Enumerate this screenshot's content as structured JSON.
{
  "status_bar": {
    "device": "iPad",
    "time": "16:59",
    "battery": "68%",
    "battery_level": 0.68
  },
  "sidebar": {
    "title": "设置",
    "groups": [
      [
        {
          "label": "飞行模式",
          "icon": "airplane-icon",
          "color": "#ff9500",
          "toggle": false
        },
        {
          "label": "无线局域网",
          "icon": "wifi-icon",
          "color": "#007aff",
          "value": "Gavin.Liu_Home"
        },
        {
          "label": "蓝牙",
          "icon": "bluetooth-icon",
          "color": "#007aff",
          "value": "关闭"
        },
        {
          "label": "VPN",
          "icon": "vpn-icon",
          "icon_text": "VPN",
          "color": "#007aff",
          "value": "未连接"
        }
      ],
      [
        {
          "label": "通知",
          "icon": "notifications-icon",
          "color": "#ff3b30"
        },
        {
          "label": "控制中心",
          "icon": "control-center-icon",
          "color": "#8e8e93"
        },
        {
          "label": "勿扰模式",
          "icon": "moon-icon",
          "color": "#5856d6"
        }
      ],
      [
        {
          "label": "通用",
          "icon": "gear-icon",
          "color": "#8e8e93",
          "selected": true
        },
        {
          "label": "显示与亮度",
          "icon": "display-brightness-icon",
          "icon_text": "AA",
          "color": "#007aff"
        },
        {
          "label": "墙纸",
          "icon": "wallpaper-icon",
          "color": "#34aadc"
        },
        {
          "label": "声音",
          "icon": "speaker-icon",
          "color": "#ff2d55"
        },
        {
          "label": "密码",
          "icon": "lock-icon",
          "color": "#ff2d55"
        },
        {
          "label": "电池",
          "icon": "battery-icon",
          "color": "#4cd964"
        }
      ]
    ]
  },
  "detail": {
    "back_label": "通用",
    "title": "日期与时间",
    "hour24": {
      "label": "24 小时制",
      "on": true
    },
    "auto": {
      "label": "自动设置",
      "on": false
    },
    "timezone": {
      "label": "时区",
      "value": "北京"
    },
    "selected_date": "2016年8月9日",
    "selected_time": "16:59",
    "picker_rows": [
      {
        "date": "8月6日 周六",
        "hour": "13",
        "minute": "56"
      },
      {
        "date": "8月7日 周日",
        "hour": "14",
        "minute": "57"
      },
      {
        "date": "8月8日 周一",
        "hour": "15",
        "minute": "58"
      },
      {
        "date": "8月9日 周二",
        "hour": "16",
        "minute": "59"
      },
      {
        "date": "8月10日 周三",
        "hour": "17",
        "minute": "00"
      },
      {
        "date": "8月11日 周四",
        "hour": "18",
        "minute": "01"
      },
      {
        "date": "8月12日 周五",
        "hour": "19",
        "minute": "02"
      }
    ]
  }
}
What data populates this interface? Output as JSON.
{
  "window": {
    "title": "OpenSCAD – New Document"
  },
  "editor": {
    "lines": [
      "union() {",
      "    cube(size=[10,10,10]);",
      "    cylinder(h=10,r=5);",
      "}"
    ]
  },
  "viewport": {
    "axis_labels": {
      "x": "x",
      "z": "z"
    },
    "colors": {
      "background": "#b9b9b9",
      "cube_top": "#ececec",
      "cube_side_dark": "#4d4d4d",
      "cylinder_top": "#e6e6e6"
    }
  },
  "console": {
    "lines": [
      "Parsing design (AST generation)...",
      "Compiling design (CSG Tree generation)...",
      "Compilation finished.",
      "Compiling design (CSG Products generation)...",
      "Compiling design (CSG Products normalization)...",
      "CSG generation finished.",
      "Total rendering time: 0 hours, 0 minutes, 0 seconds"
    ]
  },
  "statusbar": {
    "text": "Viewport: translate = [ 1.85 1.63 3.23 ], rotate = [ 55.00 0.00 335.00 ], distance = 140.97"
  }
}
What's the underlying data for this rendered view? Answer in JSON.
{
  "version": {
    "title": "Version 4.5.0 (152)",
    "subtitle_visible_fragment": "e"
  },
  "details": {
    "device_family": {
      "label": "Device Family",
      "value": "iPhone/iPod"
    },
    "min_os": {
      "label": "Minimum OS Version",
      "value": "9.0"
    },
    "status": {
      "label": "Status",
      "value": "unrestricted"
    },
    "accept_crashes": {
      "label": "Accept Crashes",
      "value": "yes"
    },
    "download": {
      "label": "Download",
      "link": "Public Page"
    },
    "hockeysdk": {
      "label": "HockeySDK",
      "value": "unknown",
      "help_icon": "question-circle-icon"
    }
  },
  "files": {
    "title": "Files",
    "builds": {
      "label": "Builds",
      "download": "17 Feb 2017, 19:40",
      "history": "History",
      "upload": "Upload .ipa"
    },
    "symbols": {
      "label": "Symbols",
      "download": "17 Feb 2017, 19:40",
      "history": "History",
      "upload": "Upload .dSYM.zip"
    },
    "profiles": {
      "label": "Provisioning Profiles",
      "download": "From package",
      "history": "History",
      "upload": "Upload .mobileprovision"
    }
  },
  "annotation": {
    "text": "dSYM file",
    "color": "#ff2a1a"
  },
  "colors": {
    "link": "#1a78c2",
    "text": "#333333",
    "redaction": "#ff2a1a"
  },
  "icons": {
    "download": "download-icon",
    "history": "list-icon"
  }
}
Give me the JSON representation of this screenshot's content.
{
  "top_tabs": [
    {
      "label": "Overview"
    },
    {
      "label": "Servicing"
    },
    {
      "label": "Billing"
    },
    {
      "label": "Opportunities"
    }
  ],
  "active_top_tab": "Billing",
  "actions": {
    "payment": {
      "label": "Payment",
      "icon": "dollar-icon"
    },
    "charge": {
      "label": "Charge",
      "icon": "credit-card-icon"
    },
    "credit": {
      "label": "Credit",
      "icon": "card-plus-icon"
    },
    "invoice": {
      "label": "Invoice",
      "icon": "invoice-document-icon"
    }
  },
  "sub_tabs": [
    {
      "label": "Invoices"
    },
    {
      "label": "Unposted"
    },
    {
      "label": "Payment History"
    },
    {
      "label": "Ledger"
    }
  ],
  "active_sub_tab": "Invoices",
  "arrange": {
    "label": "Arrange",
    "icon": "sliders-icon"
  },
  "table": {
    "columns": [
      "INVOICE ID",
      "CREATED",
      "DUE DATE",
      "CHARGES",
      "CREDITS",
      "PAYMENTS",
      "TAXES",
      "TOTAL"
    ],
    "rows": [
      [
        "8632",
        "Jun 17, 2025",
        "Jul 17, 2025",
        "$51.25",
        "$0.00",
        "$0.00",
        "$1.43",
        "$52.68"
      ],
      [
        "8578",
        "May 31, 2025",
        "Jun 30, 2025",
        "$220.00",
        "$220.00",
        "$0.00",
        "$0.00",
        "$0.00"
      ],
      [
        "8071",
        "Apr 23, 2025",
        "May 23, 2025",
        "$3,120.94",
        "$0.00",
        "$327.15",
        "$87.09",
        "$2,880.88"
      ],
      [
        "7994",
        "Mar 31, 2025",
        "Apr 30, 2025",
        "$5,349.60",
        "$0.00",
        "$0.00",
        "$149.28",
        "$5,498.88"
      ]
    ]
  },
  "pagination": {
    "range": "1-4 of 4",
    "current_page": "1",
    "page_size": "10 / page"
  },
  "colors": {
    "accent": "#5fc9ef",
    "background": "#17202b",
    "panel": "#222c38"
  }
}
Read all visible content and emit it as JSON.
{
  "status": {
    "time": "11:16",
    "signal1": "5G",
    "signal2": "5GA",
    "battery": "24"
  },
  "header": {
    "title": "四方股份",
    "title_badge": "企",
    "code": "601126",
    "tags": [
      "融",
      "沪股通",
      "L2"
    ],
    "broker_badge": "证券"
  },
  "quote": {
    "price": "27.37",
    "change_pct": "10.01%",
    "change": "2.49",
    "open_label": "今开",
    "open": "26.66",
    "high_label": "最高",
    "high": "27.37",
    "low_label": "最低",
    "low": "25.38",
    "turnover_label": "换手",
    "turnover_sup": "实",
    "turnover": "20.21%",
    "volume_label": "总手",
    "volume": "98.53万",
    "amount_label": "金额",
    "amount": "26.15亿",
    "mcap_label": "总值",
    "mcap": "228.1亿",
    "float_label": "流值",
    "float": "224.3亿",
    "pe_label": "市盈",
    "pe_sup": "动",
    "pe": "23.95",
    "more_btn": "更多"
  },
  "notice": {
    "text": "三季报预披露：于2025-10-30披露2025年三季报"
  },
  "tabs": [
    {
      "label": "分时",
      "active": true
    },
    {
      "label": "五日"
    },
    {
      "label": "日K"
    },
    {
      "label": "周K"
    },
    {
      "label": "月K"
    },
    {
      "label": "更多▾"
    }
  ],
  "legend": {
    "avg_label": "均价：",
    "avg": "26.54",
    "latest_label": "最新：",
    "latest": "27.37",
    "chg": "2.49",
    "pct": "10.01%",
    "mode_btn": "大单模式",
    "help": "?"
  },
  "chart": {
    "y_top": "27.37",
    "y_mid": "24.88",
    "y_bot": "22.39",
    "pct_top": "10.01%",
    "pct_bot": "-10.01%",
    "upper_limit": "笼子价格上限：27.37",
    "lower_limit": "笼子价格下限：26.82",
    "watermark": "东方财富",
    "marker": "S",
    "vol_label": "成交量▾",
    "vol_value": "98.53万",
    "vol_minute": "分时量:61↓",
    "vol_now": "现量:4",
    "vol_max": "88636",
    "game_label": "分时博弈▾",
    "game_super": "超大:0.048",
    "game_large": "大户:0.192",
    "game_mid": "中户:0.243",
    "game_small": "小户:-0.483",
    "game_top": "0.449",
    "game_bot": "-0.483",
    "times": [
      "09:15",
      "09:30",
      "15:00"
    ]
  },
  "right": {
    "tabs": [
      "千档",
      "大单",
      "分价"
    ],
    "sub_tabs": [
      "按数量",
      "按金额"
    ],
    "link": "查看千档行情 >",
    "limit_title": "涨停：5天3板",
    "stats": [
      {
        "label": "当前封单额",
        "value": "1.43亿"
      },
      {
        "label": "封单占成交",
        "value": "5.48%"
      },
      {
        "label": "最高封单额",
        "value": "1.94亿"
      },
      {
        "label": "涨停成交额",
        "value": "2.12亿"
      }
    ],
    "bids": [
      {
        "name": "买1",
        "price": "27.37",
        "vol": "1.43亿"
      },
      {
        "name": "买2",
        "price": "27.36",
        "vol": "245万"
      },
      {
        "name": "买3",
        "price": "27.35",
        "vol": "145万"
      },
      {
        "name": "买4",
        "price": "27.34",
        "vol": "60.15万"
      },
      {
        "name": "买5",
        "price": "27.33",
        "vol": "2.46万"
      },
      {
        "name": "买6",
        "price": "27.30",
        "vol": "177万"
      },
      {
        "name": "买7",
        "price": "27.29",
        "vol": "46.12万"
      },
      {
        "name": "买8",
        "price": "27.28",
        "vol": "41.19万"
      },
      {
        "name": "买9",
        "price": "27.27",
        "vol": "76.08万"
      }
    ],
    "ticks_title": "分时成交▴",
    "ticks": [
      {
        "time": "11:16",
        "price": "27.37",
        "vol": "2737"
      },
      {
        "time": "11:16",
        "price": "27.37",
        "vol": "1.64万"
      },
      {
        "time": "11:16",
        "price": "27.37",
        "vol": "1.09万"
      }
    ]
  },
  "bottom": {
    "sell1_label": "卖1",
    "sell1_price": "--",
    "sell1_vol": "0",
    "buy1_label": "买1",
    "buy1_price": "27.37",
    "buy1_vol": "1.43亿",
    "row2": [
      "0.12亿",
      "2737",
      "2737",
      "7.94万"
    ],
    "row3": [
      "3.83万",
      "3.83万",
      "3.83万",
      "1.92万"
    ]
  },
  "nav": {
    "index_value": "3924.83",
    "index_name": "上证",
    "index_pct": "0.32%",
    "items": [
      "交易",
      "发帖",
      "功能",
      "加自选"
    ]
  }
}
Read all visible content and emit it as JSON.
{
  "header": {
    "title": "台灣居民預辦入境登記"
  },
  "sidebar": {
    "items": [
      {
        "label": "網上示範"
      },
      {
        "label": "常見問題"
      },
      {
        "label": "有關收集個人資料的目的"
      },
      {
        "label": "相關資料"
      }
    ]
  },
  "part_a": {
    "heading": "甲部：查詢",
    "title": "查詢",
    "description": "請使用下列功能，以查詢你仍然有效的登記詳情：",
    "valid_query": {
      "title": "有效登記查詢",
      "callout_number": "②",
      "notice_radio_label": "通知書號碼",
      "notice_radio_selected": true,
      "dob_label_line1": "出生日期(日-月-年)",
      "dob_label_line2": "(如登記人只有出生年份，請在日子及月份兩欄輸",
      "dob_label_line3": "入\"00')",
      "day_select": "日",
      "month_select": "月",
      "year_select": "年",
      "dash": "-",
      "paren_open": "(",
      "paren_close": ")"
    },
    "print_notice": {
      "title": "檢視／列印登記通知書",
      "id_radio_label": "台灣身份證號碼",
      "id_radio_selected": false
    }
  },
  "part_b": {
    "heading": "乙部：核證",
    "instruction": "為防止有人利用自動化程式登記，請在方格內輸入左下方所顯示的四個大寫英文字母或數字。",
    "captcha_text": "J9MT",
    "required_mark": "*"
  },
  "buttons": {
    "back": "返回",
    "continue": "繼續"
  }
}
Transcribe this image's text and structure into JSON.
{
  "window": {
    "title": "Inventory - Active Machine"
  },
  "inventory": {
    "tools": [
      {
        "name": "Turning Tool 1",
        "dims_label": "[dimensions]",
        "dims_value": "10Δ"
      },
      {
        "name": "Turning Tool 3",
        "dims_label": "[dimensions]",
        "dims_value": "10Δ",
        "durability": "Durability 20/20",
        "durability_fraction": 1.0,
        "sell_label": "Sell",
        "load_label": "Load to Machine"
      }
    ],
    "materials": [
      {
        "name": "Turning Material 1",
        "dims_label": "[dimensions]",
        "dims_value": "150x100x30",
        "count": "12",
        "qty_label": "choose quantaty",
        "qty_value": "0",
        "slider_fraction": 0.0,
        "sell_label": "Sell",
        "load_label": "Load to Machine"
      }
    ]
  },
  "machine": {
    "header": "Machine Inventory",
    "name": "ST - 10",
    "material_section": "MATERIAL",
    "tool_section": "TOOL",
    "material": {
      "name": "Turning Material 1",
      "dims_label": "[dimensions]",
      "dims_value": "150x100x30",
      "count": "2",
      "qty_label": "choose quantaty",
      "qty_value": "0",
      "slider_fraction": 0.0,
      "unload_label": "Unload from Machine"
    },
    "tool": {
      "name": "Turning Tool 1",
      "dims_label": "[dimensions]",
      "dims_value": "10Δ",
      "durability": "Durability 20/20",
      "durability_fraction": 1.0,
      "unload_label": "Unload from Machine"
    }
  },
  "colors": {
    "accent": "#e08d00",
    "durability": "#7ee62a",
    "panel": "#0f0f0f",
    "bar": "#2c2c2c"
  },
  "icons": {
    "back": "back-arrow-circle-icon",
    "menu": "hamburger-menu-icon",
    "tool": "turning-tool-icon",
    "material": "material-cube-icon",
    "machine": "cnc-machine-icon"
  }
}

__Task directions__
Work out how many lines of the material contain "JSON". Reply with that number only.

__Exercise answer__
7